Positive findings from research studies can also result from such psychological mechanisms, or as a result of experimenter bias, methodological flaws such as lack of blinding, or publication bias; positive reviews of the scientific literature may show selection bias, in that they omit key studies that do not agree with the author’s position. All of these factors must be considered when evaluating claims.
Bioresonance therapy (including MORA therapy) is a pseudoscientific medical practice in which it is proposed that electromagnetic waves can be used to diagnose and treat human illness.
History and method

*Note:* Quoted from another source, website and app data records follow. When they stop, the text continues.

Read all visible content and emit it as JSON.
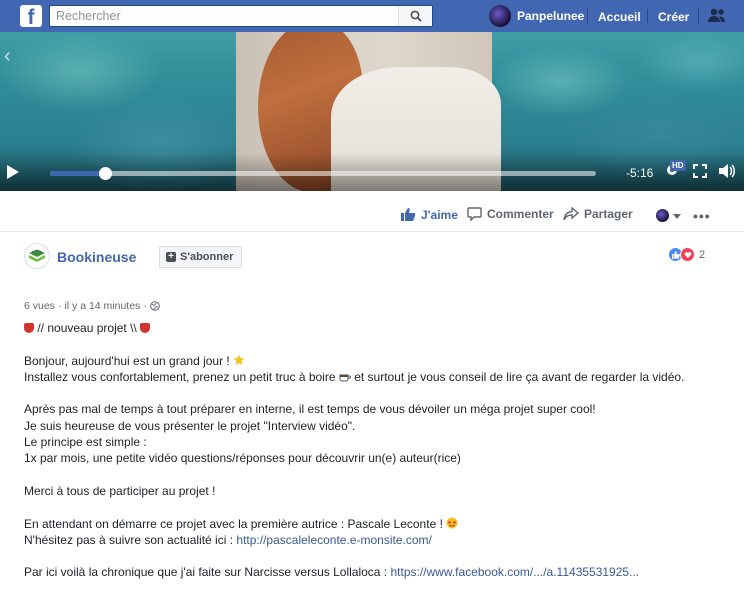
{
  "topbar": {
    "search_placeholder": "Rechercher",
    "profile_name": "Panpelunee",
    "home_label": "Accueil",
    "create_label": "Créer"
  },
  "video": {
    "time_remaining": "-5:16",
    "hd_label": "HD",
    "progress_fraction": 0.1
  },
  "actions": {
    "like": "J'aime",
    "comment": "Commenter",
    "share": "Partager"
  },
  "post": {
    "page_name": "Bookineuse",
    "subscribe_label": "S'abonner",
    "reaction_count": "2",
    "views": "6 vues",
    "sep1": "·",
    "time": "il y a 14 minutes",
    "sep2": "·",
    "heading": "// nouveau projet \\\\",
    "line1": "Bonjour, aujourd'hui est un grand jour !",
    "line2a": "Installez vous confortablement, prenez un petit truc à boire",
    "line2b": "et surtout je vous conseil de lire ça avant de regarder la vidéo.",
    "line3": "Après pas mal de temps à tout préparer en interne, il est temps de vous dévoiler un méga projet super cool!",
    "line4": "Je suis heureuse de vous présenter le projet \"Interview vidéo\".",
    "line5": "Le principe est simple :",
    "line6": "1x par mois, une petite vidéo questions/réponses pour découvrir un(e) auteur(rice)",
    "line7": "Merci à tous de participer au projet !",
    "line8": "En attendant on démarre ce projet avec la première autrice : Pascale Leconte !",
    "line9_prefix": "N'hésitez pas à suivre son actualité ici :",
    "line9_link": "http://pascaleleconte.e-monsite.com/",
    "line10_prefix": "Par ici voilà la chronique que j'ai faite sur Narcisse versus Lollaloca :",
    "line10_link": "https://www.facebook.com/.../a.11435531925..."
  },
  "colors": {
    "brand": "#4267b2",
    "link": "#385898"
  }
}
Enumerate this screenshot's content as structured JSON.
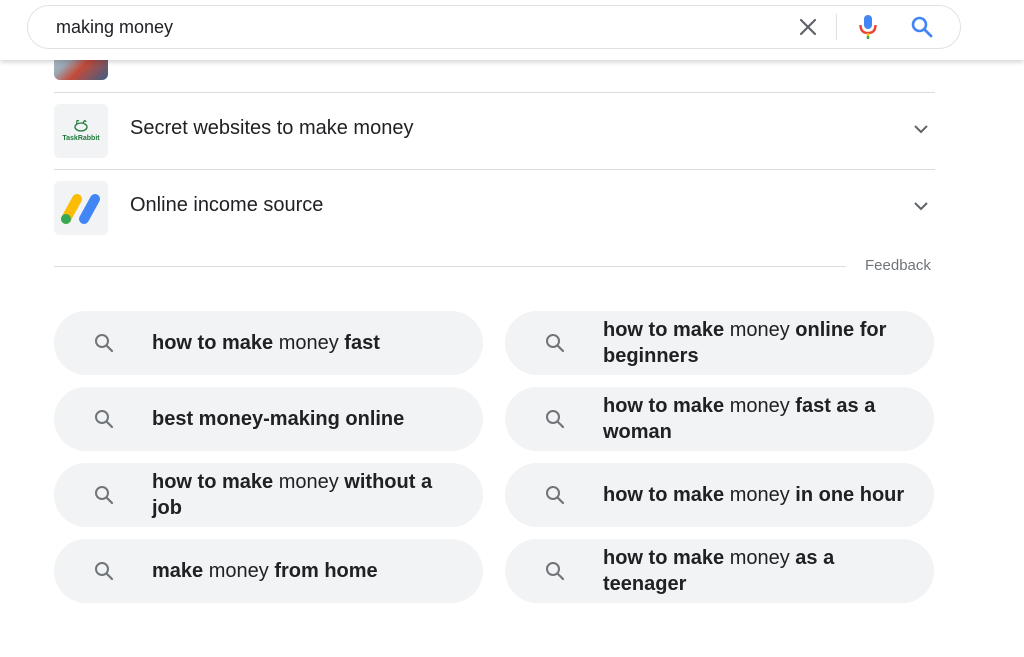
{
  "search": {
    "query": "making money",
    "clear_icon": "close-icon",
    "mic_icon": "microphone-icon",
    "search_icon": "search-icon"
  },
  "results": [
    {
      "label": "Secret websites to make money",
      "thumb_text": "TaskRabbit"
    },
    {
      "label": "Online income source",
      "thumb_text": ""
    }
  ],
  "feedback_label": "Feedback",
  "related_searches": [
    {
      "segments": [
        {
          "t": "how to make",
          "b": true
        },
        {
          "t": " money ",
          "b": false
        },
        {
          "t": "fast",
          "b": true
        }
      ]
    },
    {
      "segments": [
        {
          "t": "how to make",
          "b": true
        },
        {
          "t": " money ",
          "b": false
        },
        {
          "t": "online for beginners",
          "b": true
        }
      ]
    },
    {
      "segments": [
        {
          "t": "best money-making online",
          "b": true
        }
      ]
    },
    {
      "segments": [
        {
          "t": "how to make",
          "b": true
        },
        {
          "t": " money ",
          "b": false
        },
        {
          "t": "fast as a woman",
          "b": true
        }
      ]
    },
    {
      "segments": [
        {
          "t": "how to make",
          "b": true
        },
        {
          "t": " money ",
          "b": false
        },
        {
          "t": "without a job",
          "b": true
        }
      ]
    },
    {
      "segments": [
        {
          "t": "how to make",
          "b": true
        },
        {
          "t": " money ",
          "b": false
        },
        {
          "t": "in one hour",
          "b": true
        }
      ]
    },
    {
      "segments": [
        {
          "t": "make",
          "b": true
        },
        {
          "t": " money ",
          "b": false
        },
        {
          "t": "from home",
          "b": true
        }
      ]
    },
    {
      "segments": [
        {
          "t": "how to make",
          "b": true
        },
        {
          "t": " money ",
          "b": false
        },
        {
          "t": "as a teenager",
          "b": true
        }
      ]
    }
  ],
  "colors": {
    "google_blue": "#4285f4",
    "google_red": "#ea4335",
    "google_yellow": "#fbbc04",
    "google_green": "#34a853",
    "taskrabbit_green": "#1f7a3a",
    "chip_bg": "#f1f3f4"
  }
}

Bioresonance therapy was invented in (Germany) in 1977 by Franz Morell and his son-in-law, engineer Erich Rasche. Initially they marketed it as “MORA-Therapie”, for MOrell and RAsche. Some of the machines contain an electronic circuit measuring skin-resistance, akin to the E-meter used by Scientology, which the bioresonance creators sought to improve; Franz Morell had links with Scientology.
Practitioners claim to be able to detect a variety of diseases and addictions. Some practitioners also claim they can treat diseases using this therapy without drugs, by stimulating a change of “bioresonance” in the cells, and reversing the change caused by the disease. The devices would need to be able to isolate and pinpoint pathogens’ responses from the mixture of responses the device receives via the electrodes. Transmitting these transformed signals over the same electrodes is claimed by practitioners to generate healing signals that have the curative effect.
Lacking any scientific explanation of how bioresonance therapy might work, researchers have classified bioresonance therapy as pseudoscience. Some studies did not show effects above that of the placebo effect. WebMD states: “There is no reliable scientific evidence that bioresonance is an accurate indicator of medical conditions or disease or an effective treatment for any condition.”
Proven cases of online fraud have occurred, with a practitioner making false claims that he had the ability to cure cancer, and that his clients did not need to follow the chemotherapy or surgery recommended by medical doctors, which can be life-saving. Ben Goldacre ridiculed the BBC when it reported as fact a clinic’s claim that the treatment had the ability to stop 70% of clients smoking, a better result than any conventional therapy.
In the United States of America the U.S. Food and Drug Administration (FDA) classifies “devices that use resistance measurements to diagnose and treat various diseases” as Class III devices, which require FDA approval prior to marketing. The FDA has banned some of these devices from the US market, and has prosecuted many sellers of electrical devices for making false claims of health benefits.
According to Quackwatch, the therapy is completely nonsensical and the proposed mechanism of action impossible.
Adapted from Wikipedia, the free encyclopedia